PENNER: Well, you said it like it is, didn’t you, David? I’m glad that you haven’t pulled any punches here. Just one final question for you before we change into another subject. The district attorney, whose office was pursing conflict of interest charges against six former pension board members for six years, she has dismissed those charges. Why?
KING: Well, the Government Code Section 1090 is a prohibition on conflict of interests. City council members can’t vote on a, say, a hotel project if they own the land where the hotel’s going to be built because they have a financial benefit in it. But the city council members, and the Government Code expressly exempts this, are allowed to vote on their own salaries because nobody else can vote on their salaries; there’s nobody above them. So benefit issues, including pensions, have always been interpreted to be excluded from Government Code 1090. The charges were brought by the district attorney after the city attorney made all the hay of the conflict of interest and was scoring political points with it. And you honestly – prosecutors are well versed in evidentiary issues, not the Government Code. It’s just not her ball of wax. It’s not surprising to any attorneys with experience in municipal law that the California Supreme Court said Government Code 1090 just doesn’t apply to pensions. You don’t have the right law. You’re not seeking to prosecute these people under the right law.
PERRY: And the pension board members were not only on the pension board as required by the terms of their employment, they were on it because the pension board was – consisted of public employees. How she then—I’m being less charitable to Bonnie—how she twisted that around to a conflict of interest, I think, is amazing and millions of dollars in legal fees went to defend these folks. The only one that was sort of laying in the weeds was Ron Saathoff, the Firefighters Union, and there was an issue of piling his union pension and his city pension and all that kind of thing. But the federal suit, for example, which is configured somewhat differently but it’s the same issue, got laughed out of court. I think in the longterm we’re not going to think highly of Carol Lam’s stratagem or Bonnie Dumanis’ in this case.
PENNER: That was Tony Perry, the Los Angeles Times. And, David, you’re going to wrap it up for us.
KING: Going to the federal suit, it is hard to keep a straight face and say that any public servant from the garbage man up to the President of the United States can be prosecuted for failing to deliver honest services to the public. I mean, it’s so vague but it is just – flies in the face of what we know here. What does that mean? Failing to provide honest services? That’s too vague, it’s not a crime.
PENNER: And it probably won’t go up to the U.S. Supreme Court.
KING: Well, the Supreme Court’s going to weigh in on exactly…
PENNER: If they…
KING: …what the honest services law means.

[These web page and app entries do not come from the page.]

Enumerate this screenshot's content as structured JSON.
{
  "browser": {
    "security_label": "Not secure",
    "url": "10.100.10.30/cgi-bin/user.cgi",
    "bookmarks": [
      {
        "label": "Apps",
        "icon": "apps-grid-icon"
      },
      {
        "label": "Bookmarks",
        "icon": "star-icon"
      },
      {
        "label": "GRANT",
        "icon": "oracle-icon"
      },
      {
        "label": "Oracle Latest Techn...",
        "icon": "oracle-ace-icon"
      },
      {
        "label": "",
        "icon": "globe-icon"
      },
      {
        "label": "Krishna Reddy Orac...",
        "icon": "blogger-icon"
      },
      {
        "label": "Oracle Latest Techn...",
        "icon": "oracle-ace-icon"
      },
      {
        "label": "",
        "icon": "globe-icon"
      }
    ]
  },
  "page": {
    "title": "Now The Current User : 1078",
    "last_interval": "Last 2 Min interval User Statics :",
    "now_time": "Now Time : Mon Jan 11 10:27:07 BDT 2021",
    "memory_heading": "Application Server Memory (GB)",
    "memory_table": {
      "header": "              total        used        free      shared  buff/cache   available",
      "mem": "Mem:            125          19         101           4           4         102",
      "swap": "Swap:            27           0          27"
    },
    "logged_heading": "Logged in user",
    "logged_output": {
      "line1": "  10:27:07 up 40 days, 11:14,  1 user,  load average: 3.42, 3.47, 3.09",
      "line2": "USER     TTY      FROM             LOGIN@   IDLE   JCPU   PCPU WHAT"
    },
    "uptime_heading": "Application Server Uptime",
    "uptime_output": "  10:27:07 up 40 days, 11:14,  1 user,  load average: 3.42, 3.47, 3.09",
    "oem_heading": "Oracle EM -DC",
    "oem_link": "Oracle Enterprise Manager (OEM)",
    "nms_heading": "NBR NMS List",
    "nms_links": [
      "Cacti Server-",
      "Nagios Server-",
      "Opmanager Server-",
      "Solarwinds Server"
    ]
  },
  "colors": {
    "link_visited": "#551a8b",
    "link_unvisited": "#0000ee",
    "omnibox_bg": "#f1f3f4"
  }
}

KING: But applying it in this situation is just, again, probably politically motivated instead of having any basis in the law. They preserved their rights on appeal but it won’t go anywhere.
PERRY: Face saving.
PENNER: Face saving? Thank you very much. All right, on to a new subject.